Because these workshops are usually smaller than a full conference (we had around 50 participants in both workshops), we were conscious of the fact that it can get tedious to sit in the same room hour after hour, day after day. So, we organized specific breakout sessions where each workshop leader gave a presentation on a new tool or idea (finding Creative Commons images, for example) and the participants were split between the two sessions, and then we swapped groups so that everyone had a chance to learn the same things. It was nice to be able to work with a smaller group of people, and to be able to go into depth on one topic, while knowing that someone else would take care of the other one.
A Common Experience
Working with the same team of people, experiencing the same presentations and hands-on sessions means that everyone who attended had a shared experience, one they can reflect on together and remember well after the workshop. In a “normal” conference everyone attends different sessions and shares the ideas later, which is a great way to diversify experience, but there is something special about having gone through the same training together. It helps build your own understanding when you have someone to deeply reflect and discuss it with, and it ensures that everyone in attendance gets the same message.

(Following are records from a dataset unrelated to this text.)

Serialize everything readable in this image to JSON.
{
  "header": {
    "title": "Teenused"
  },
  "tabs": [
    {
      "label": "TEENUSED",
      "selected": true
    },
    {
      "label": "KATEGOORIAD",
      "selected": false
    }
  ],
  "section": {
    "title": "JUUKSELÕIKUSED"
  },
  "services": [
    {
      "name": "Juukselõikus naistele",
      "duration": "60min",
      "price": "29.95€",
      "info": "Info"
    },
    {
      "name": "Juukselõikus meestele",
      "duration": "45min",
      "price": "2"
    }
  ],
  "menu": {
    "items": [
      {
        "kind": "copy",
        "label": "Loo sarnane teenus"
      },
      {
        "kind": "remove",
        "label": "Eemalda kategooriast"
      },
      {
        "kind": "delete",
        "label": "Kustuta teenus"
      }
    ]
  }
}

Time to Talk
In both workshops we built in specific time for participants to digest what they were learning through focused questions, group conversation time, and just general “down time.” All too often conferences are go, go, go, with no time to think about what you’re learning or to make sense of it all. We tried to build in that discussion time so that participants felt like they walked away with something solidified in their mind, still new learning, but something concrete instead of completely fuzzy.
This definitely does not mean that both workshops were perfect, I know I certainly have a lot to learn (as always), but I am so thrilled with the experiences and it’s great to start to understand better what actually works for teachers. Based on participant feedback, there are a few things, in addition to the above, that I know I need to always keep in mind:
- Giving participants a chance to choose their breakout sessions.
- Make sure the project is based on something that can actually be used in the classroom (not just an excuse to try new tools) following a sound curriculum planning process like Understanding by Design.
- Trust in the self-selection process for cohort grouping, but make sure the descriptions are crystal clear of what will happen in each group. Ensure that ability levels are a feature of group self-selection.
- Continue to utilize a variety of presentation styles and media formats (some direct presenting is good, some videos are good, some hands-on is good – mix and match throughout the workshop).
- Model, model, model – if you say something works well in the classroom, do it in the workshop just the way you would in the classroom.
- Plan for sharing time, but make sure it’s in small groups (like SpeedGeeking) to keep the environment safe, rather than in front of everyone.
- Make sure workshops are voluntary, if not, make sure they’re during the regular work day.
I’m sure I’ll have the chance to both attend and lead more workshops over the coming years, and knowing the value of that time spent makes it all the more worth it to me!
Do you have any advice on what makes a good workshop? Am I missing anything from the list?